- Exercise directions -
How many of the lines below contain "name"? Answer with that number alone.

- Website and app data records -
--- START ---

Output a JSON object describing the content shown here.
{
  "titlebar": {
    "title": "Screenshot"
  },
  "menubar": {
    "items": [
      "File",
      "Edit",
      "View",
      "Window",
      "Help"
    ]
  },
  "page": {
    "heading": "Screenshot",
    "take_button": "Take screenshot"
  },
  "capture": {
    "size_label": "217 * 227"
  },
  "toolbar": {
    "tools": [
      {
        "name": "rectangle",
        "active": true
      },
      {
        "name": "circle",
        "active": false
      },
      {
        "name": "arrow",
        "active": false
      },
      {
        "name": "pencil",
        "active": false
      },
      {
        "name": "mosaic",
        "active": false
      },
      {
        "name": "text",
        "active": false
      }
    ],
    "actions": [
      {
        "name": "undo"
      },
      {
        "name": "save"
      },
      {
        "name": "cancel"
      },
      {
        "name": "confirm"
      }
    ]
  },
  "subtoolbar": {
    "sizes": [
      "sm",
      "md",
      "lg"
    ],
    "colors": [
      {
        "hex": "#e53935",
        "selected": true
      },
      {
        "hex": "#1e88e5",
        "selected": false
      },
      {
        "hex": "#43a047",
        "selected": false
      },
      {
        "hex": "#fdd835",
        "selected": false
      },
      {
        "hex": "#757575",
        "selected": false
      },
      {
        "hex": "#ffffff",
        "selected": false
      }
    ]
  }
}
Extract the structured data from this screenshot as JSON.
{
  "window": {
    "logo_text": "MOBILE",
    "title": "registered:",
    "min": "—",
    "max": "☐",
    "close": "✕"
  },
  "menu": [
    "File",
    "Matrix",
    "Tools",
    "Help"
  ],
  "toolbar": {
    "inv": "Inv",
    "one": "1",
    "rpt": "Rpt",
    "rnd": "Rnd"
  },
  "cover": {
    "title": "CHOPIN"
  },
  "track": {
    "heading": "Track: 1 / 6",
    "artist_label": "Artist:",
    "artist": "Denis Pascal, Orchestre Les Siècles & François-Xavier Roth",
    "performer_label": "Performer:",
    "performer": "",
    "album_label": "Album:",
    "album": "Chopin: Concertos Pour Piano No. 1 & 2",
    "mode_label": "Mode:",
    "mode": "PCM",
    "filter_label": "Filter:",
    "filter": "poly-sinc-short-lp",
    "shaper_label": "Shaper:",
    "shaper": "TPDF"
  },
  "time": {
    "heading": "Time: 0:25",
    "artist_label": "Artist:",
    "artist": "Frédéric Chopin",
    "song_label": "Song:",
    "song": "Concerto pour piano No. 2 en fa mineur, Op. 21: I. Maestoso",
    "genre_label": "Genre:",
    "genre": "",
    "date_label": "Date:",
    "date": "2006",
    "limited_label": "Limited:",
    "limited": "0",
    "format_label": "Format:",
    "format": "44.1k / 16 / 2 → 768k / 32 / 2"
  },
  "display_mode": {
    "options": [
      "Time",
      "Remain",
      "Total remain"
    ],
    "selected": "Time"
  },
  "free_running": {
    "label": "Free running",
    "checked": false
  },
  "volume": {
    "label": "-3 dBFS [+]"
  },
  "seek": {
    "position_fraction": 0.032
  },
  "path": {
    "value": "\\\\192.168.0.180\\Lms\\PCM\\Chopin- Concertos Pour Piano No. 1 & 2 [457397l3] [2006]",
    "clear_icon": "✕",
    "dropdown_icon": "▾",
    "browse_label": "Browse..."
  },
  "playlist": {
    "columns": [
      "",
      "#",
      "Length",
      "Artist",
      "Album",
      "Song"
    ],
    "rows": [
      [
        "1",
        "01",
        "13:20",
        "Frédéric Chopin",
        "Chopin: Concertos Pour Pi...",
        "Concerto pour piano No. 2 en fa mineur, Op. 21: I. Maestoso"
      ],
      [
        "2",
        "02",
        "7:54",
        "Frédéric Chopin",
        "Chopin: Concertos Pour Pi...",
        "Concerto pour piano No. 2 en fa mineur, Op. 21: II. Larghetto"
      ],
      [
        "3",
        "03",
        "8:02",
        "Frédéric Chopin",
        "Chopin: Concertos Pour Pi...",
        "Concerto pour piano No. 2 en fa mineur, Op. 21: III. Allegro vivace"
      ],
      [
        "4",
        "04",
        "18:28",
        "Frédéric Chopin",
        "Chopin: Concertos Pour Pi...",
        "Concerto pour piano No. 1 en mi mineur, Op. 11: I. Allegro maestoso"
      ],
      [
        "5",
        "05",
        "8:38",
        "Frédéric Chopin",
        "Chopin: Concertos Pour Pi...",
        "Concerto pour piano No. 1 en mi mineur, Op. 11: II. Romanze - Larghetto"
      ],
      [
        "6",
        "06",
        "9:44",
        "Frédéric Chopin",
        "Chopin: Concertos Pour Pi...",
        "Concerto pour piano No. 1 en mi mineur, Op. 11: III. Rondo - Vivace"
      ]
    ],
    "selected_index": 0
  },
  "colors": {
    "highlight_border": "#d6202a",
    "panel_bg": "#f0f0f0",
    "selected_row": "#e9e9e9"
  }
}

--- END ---

- Answer space -
10